(Beginning of Records supplied)

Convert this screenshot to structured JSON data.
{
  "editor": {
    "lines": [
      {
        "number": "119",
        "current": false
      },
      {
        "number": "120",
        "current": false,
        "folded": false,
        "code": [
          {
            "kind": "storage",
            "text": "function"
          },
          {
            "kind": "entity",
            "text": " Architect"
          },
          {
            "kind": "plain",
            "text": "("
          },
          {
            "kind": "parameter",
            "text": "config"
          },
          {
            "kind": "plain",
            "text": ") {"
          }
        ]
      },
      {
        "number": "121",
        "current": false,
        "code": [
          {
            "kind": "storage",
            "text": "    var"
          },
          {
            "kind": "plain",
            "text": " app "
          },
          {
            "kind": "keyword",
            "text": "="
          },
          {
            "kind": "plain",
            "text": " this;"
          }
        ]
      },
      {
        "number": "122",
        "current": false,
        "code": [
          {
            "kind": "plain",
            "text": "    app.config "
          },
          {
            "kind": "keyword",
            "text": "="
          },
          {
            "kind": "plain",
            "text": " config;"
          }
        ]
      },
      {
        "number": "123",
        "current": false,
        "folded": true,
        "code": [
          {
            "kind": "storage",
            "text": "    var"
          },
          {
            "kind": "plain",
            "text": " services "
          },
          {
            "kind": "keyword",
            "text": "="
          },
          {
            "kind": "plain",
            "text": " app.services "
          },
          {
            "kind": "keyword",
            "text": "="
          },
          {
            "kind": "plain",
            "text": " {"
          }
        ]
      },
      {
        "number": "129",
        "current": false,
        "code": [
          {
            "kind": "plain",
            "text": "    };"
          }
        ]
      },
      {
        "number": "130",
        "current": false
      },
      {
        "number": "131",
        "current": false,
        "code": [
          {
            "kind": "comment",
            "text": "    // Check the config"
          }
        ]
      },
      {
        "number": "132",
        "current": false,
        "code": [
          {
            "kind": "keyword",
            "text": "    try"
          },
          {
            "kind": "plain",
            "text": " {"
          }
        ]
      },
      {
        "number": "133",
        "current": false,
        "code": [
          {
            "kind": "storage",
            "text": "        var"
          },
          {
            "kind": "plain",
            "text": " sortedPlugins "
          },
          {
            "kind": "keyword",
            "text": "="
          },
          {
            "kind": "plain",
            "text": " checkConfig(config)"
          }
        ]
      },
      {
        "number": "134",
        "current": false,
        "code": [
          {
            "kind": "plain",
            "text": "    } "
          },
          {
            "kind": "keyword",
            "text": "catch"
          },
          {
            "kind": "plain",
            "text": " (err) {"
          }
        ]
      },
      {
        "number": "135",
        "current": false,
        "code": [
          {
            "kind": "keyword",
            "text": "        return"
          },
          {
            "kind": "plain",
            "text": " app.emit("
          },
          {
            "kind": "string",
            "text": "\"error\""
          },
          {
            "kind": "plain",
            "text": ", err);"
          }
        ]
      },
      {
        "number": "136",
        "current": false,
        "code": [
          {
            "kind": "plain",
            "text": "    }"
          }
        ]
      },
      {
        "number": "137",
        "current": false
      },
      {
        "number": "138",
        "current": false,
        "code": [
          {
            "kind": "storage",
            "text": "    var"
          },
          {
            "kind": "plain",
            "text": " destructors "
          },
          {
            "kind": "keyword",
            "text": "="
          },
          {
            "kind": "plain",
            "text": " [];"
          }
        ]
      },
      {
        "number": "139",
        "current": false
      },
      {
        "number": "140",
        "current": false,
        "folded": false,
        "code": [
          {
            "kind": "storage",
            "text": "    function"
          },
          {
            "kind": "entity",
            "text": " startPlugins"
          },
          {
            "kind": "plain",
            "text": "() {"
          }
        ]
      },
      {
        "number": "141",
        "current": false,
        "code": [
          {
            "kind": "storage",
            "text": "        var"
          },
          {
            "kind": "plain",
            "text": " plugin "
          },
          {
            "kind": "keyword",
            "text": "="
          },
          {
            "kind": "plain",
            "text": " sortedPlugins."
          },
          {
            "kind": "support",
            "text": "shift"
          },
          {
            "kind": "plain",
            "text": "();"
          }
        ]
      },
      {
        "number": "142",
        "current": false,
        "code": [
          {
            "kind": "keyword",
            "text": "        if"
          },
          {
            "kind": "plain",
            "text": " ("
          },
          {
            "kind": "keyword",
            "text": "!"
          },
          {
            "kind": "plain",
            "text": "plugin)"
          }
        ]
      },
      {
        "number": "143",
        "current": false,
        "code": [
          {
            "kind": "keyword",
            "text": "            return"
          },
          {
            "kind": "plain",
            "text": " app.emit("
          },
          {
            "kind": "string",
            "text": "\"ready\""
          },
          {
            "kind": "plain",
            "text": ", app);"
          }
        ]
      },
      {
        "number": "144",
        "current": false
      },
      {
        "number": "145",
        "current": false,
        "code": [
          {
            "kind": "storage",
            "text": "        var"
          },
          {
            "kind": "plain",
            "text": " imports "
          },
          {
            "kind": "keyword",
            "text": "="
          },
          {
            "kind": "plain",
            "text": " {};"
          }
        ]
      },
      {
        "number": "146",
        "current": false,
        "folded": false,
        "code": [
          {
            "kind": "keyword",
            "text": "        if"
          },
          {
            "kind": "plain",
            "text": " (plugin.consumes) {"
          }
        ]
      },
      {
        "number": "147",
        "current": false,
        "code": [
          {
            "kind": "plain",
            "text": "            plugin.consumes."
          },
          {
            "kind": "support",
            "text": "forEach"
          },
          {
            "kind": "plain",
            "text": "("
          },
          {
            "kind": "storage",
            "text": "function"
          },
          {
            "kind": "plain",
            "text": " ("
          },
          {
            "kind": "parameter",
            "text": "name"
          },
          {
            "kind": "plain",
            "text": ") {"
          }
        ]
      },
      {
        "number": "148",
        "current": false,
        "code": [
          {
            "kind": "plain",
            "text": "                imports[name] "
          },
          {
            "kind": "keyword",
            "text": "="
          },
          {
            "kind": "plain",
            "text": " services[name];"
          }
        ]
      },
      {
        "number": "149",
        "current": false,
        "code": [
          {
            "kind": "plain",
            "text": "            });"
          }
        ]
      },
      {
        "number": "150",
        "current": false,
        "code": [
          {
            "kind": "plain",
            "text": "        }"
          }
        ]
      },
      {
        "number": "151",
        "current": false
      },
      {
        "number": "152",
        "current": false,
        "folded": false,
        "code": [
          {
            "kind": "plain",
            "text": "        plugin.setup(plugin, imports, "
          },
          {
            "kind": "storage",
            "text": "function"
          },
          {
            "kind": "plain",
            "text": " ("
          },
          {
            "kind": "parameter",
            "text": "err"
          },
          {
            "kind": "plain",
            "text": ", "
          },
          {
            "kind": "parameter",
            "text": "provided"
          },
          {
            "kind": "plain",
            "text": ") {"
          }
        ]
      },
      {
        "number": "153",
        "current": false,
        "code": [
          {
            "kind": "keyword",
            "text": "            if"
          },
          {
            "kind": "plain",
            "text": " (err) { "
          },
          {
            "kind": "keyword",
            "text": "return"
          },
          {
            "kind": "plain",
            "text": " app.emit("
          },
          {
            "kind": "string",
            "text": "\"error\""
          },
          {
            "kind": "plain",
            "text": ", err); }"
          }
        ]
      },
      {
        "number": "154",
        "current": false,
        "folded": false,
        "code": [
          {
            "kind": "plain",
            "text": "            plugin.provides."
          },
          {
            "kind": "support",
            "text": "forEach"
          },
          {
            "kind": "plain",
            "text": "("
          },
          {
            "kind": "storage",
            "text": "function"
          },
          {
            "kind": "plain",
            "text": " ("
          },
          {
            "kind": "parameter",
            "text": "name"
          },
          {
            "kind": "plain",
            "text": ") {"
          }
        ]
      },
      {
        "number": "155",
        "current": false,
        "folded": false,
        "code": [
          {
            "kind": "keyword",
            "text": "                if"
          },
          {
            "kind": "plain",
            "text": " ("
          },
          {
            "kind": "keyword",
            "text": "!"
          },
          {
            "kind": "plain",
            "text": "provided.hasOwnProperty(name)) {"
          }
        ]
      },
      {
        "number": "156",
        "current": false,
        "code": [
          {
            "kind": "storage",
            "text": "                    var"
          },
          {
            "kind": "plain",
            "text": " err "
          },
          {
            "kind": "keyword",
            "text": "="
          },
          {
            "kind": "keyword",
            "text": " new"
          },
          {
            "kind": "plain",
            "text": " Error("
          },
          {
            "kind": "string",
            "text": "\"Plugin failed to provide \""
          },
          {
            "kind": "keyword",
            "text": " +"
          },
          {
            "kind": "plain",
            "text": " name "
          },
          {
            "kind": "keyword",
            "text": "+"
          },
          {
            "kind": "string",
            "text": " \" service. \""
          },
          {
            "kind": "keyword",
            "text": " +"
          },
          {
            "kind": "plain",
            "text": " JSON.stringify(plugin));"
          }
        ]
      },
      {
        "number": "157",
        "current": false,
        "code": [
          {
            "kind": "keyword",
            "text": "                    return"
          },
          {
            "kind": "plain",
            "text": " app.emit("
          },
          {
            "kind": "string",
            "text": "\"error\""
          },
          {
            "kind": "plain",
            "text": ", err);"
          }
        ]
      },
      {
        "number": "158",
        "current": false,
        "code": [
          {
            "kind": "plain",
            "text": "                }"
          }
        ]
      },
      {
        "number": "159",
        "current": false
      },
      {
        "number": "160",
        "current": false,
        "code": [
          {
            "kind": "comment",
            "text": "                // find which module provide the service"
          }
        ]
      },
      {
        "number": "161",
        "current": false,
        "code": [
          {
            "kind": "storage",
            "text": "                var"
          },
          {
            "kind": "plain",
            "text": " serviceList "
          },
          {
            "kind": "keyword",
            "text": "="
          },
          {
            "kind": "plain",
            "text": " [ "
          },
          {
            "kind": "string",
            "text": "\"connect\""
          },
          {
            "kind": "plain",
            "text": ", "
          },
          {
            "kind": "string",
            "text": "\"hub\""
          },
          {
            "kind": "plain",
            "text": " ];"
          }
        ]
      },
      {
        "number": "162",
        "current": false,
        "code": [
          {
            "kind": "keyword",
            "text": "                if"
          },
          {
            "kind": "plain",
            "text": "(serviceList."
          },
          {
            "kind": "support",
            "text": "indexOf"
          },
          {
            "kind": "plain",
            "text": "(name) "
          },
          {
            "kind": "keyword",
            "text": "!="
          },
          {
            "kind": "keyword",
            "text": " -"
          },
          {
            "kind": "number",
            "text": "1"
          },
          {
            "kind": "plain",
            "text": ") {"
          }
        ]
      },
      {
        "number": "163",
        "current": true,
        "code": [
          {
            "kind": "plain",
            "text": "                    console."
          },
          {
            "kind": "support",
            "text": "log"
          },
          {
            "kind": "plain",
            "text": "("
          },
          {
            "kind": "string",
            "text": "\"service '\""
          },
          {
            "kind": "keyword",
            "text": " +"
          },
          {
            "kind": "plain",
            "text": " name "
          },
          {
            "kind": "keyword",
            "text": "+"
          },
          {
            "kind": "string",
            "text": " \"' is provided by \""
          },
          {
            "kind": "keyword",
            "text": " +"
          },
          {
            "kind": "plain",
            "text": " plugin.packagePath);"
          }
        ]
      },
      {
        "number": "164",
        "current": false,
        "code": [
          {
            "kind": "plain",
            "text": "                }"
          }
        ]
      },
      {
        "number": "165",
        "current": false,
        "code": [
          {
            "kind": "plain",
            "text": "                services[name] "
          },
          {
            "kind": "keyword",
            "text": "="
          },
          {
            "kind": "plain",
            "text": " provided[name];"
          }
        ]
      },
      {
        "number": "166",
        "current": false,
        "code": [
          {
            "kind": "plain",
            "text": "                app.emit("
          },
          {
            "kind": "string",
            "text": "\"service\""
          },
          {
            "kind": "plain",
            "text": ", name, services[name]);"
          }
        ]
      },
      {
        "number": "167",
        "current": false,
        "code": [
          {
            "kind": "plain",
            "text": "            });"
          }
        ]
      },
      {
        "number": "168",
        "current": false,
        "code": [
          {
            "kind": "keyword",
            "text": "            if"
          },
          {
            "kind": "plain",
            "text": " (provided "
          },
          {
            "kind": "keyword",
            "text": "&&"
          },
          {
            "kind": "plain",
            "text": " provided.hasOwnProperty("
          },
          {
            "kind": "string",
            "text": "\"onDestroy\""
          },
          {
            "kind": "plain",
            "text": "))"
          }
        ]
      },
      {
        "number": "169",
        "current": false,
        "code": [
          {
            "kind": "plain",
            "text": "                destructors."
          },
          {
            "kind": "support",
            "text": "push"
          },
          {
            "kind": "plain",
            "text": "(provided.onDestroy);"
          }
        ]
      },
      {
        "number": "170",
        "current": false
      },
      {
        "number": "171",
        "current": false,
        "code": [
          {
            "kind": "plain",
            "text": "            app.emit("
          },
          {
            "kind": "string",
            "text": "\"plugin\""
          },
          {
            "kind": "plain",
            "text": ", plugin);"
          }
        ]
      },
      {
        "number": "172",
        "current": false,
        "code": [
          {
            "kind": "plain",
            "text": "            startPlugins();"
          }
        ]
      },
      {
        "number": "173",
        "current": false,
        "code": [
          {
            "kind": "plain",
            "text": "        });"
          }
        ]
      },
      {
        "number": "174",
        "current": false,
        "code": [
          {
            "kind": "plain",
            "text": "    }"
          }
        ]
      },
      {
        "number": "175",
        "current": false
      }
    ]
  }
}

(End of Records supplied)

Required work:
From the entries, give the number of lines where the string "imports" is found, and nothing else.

Answer to this task:
3